Getting up close
When coatings need to be inspected, or when repairs are called for, access is available only by lift equipment or rope, although drones are also starting to play a part in some inspections. Demand for rope technicians has created its own boom industry.
Specialists Mistras are based in the US but have operations centres covering all major areas worldwide. Alex Mountain of their Welsh-based office is involved in running repair operations repairs on towers and blades throughout Western Europe and beyond, frequently on machinery supplied by brand leader Siemens. He says: “Mostly the work is what is known as a Blade B repair, where our technicians would be fixing light damage to blades – sanding, applying new filler and then a topcoat. We also deal with more serious damage, known as Blade C and D repairs, which call for actual fibreglass repair.
“Getting the materials up to the technicians is hard work, but getting a lift platform up the tip of a blade can be a nightmare even for onshore turbines. There are new fillers and topcoats coming out, for example a new filler which goes off in 5 minutes.
“Repairs are very seasonal, especially around Europe – current fillers can be applied in conditions down to 10º C, but new products will be able to go on down to 5º C. We can go out in wind conditions up to 12 m/sec, but near the tip it would usually be less than that as there is a lot of bucking and buffeting – 8m/sec would be more usual near the tip but we would assess it on the ground.”
Mistras usually use Carboline’s Windmastic as the top coat, a weathering resistant polyurethane with high abrasion-resistant qualities specially designed for laminated turbine rotor blades. Mountain says that a blade repair might take as little as an hour or as much as 2-3 days, depending on severity of damage. Once their team arrives on site they can usually be set up to start work in an hour to an hour and a half.
He continues: “Business is certainly good – there are obviously a lot of new towers going up but also the earlier ones are getting older and need more repairs. In the US our guys have been very busy with power curve upgrades – putting new pieces on the blades to increase efficiency”
Owls, Sharks and dinosaurs
The technology has advanced quickly since the first windfarm, consisting of 20 turbines, was built in New Hampshire in 1980. Ironically that first farm failed through turbine failures and lack of wind, but the first offshore windfarm, built in 1991 at Vindeby, Denmark and consisting of 11 450kW turbines, is only now due for decommissioning. In fact the first windmill design for electricity production, by Professor James Blyth of Anderson’s College, Glasgow, was used to power his home for 25 years.

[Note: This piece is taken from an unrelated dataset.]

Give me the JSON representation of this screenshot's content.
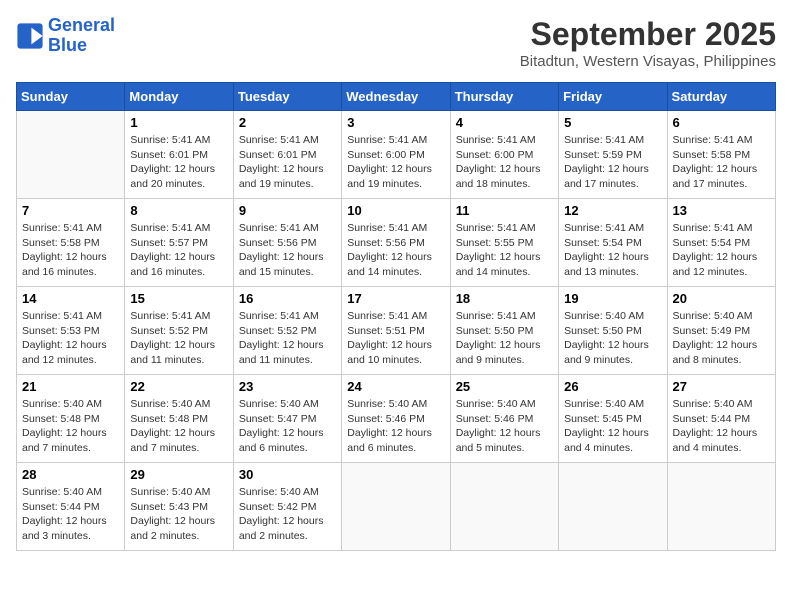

Now Danish firm Dong Energy are moving ahead with preparations for the largest wind farm yet, 75 miles off the Yorkshire coast. Due to come online in 2020, it will have 190-metre turbines capable of providing enough power for a million homes and be the first offshore facility to exceed 1 gigawatt capacity.
As the installations grow, coatings manufacturers and researchers are leaving few stones unturned to solve the intractable problem of blade protection.
Siemens are working on ‘DinoTails’ that resemble the back plates of a stegosaur and increase the blade’s area, adding lift and power, while reducing noise and turbulence. Researchers at the University of Cambridge (Mass.) have meanwhile been looking at how owls are able to fly silently when hunting, and are proposing an approach based on their wings, which have microfeathers on the leading edge.
Anders Clausen adds: “Some researchers have been working on a product similar to sharkskin, with the idea that this can also reduce drag. Another idea which is more advanced is to use replaceable plastic panels on the leading edge.” He concludes: “I would say there is still more work to be done before a final solution is really accepted in the industry.”